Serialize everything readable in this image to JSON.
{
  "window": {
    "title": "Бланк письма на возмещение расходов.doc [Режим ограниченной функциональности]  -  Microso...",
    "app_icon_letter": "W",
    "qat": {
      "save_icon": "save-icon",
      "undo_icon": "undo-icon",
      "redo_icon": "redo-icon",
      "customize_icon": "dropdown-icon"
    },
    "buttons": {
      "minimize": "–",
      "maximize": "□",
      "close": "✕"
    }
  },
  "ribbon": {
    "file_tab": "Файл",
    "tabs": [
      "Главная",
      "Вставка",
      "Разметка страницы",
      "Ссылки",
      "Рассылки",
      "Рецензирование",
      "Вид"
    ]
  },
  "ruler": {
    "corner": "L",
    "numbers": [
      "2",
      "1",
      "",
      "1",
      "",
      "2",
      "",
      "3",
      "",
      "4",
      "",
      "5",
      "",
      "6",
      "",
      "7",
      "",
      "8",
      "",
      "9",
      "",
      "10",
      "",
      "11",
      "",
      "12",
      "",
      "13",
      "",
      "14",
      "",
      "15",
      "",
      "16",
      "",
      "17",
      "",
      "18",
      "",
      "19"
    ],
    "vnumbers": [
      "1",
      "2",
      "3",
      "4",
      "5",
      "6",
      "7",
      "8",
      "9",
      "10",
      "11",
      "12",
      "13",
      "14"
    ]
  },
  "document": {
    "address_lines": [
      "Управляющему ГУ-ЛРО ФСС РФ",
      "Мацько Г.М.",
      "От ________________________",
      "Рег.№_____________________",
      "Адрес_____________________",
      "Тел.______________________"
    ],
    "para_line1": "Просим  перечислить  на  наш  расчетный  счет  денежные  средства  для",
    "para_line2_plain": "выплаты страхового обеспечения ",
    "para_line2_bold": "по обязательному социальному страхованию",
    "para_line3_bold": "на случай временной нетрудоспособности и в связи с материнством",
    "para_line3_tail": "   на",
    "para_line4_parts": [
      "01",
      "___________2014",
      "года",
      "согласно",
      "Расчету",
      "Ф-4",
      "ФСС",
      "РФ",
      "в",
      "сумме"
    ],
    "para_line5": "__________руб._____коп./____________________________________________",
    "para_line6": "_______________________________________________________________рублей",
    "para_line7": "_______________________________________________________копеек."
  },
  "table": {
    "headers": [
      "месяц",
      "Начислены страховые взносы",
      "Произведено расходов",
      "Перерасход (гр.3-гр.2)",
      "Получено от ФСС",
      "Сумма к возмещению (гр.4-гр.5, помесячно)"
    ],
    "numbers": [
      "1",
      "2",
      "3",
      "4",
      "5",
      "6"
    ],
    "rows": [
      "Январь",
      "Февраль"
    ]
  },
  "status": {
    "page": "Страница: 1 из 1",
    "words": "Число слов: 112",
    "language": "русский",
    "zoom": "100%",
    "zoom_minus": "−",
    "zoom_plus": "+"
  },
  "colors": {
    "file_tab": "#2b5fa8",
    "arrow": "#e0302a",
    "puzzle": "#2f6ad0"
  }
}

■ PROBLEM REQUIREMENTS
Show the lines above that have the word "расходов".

■ OUTPUT FOR THIS EXERCISE
    "title": "Бланк письма на возмещение расходов.doc [Режим ограниченной функциональности]  -  Microso...",
      "Произведено расходов",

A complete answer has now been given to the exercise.